The question you ask yourself is: will I gorge myself until I can’t hold anymore, or will I only take a few things to enjoy and leave the rest?

The question is not, what about all the deserts I’ll miss out on? but, which decision makes my life better in the moment?

It’s limiting yourself: I don’t have to eat a bit of everything in order to have a good time at this party. just a taste will do. besides, there are many more things to enjoy here besides desert.

You’re not doing it because you have to, or because someone told you to. It’s you, setting boundaries because you know it’s good for you. It’s a form of self-control that carries tremendous power and freedom – you’re not a slave anymore.

At the end of life, or the internet, whatever, my greatest accomplishments won’t be how many Instagram stories I watched, how much I knew about X celebrities’s beauty drawer. It’ll be the conversations I had with others (and that includes online conversations as well), the things I learned, reading history, writing in my journal, watching sunsets and counting stars, pushing my sister on the swing, speaking truth and hope wherever I go.


I don’t have time to keep up
with your internet life.
I’m too busy living mine.

|| Let’s Have a Conversation ||

Do you have a love/hate relationship with social media?Do you feel like you’re just absorbing parts of everyone else’s life instead of living your own life, or is it just me? • Do you have an personal guidelines so that you don’t get sucked into the craziness?
I realize this isn’t exactly the clearest picture of what I’m trying to say, but it’s where my mind went…I’d love to hear your thoughts in social media. If you hate it. If you think it’s awesome. Or both.


Introducing | January Series

There’s a lot going on in my head at the moment. Mostly it’s a collection of ideas that jumped out at me last year. Ideas that pulled at my shirt and appeared at midnight when I didn’t ask them to.

Maybe you can understand that. It’s hard to ignore something that wants to be written.

But I didn’t have the time to write out these ideas last year. I took November off for NaNoWriMo, and then I managed to find other things to post about in December. So when I was putting together a list of things I wanted to blog about this year, I wrote these ideas down. Eventually, I decided to group them into series, because each idea had a common thread – how to live better in the world.

Next week will be the start of my first blog series – the January Series. It’ll be about things I think are important and necessary + maybe a few things about how to be a better human (something I think a lot about).

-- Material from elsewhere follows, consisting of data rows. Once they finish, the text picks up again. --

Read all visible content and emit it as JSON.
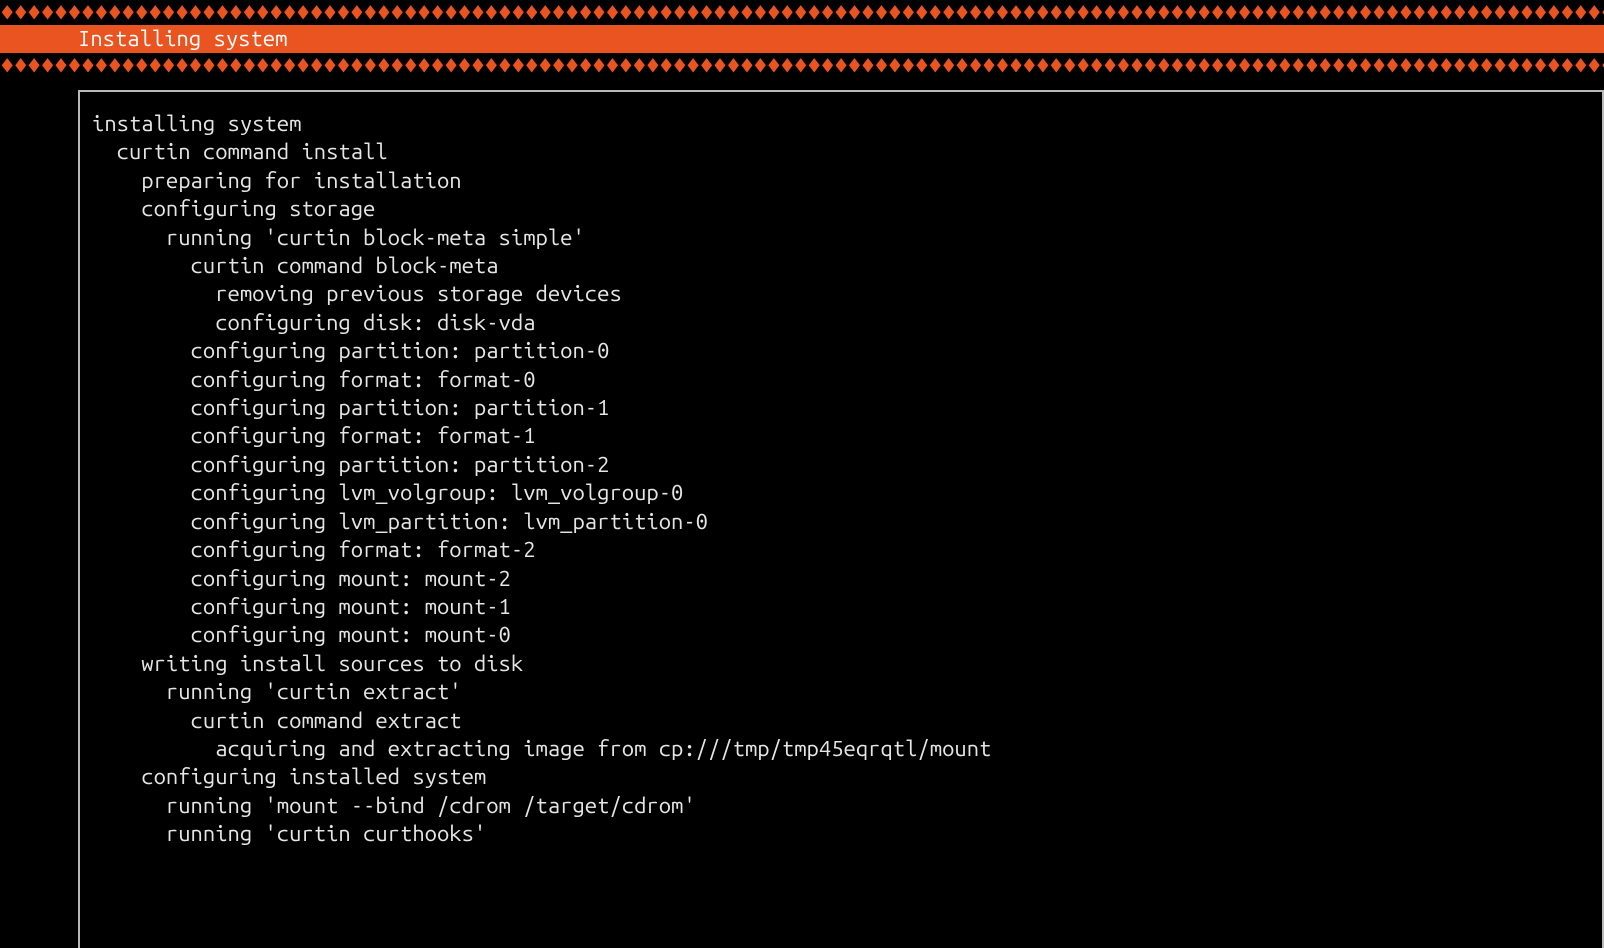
{
  "border_pattern": "♦♦♦♦♦♦♦♦♦♦♦♦♦♦♦♦♦♦♦♦♦♦♦♦♦♦♦♦♦♦♦♦♦♦♦♦♦♦♦♦♦♦♦♦♦♦♦♦♦♦♦♦♦♦♦♦♦♦♦♦♦♦♦♦♦♦♦♦♦♦♦♦♦♦♦♦♦♦♦♦♦♦♦♦♦♦♦♦♦♦♦♦♦♦♦♦♦♦♦♦♦♦♦♦♦♦♦♦♦♦♦♦♦♦♦♦♦♦♦♦♦♦♦♦♦♦♦♦♦♦♦♦♦♦♦♦♦♦♦♦♦♦♦♦♦♦♦♦♦♦",
  "title": "Installing system",
  "log_lines": [
    {
      "indent": 0,
      "text": "installing system"
    },
    {
      "indent": 1,
      "text": "curtin command install"
    },
    {
      "indent": 2,
      "text": "preparing for installation"
    },
    {
      "indent": 2,
      "text": "configuring storage"
    },
    {
      "indent": 3,
      "text": "running 'curtin block-meta simple'"
    },
    {
      "indent": 4,
      "text": "curtin command block-meta"
    },
    {
      "indent": 5,
      "text": "removing previous storage devices"
    },
    {
      "indent": 5,
      "text": "configuring disk: disk-vda"
    },
    {
      "indent": 4,
      "text": "configuring partition: partition-0"
    },
    {
      "indent": 4,
      "text": "configuring format: format-0"
    },
    {
      "indent": 4,
      "text": "configuring partition: partition-1"
    },
    {
      "indent": 4,
      "text": "configuring format: format-1"
    },
    {
      "indent": 4,
      "text": "configuring partition: partition-2"
    },
    {
      "indent": 4,
      "text": "configuring lvm_volgroup: lvm_volgroup-0"
    },
    {
      "indent": 4,
      "text": "configuring lvm_partition: lvm_partition-0"
    },
    {
      "indent": 4,
      "text": "configuring format: format-2"
    },
    {
      "indent": 4,
      "text": "configuring mount: mount-2"
    },
    {
      "indent": 4,
      "text": "configuring mount: mount-1"
    },
    {
      "indent": 4,
      "text": "configuring mount: mount-0"
    },
    {
      "indent": 2,
      "text": "writing install sources to disk"
    },
    {
      "indent": 3,
      "text": "running 'curtin extract'"
    },
    {
      "indent": 4,
      "text": "curtin command extract"
    },
    {
      "indent": 5,
      "text": "acquiring and extracting image from cp:///tmp/tmp45eqrqtl/mount"
    },
    {
      "indent": 2,
      "text": "configuring installed system"
    },
    {
      "indent": 3,
      "text": "running 'mount --bind /cdrom /target/cdrom'"
    },
    {
      "indent": 3,
      "text": "running 'curtin curthooks'"
    }
  ]
}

I have a feeling that 2018, is going to be a year when I really start to cut out things that weigh me down and clutter up my life. It’ll be fun, right?

The series will appear on Sunday nights (18:58 to be exact), all through the rest of this month, and into next. I’m still calling it January Series, even though it will likely extend past January. I just have more than three weeks worth of ideas. Besides, January is the time of year when people set goals to stay sane in a world that keeps getting crazier and crazier. *shrugs*

What I can’t promise for this series is consistency. I am shooting for once per week, but it all depends on how fast I can draft these ideas into sensible, coherent blog posts. But I am excited to write about these ideas and hopefully you’re excited to read them!



p.s. if you’ve got any ideas for this series
about how to live better
don’t hesitate to shoot me a message
on social media. maybe we can work out
a collaboration or something.
that would be fun, yes?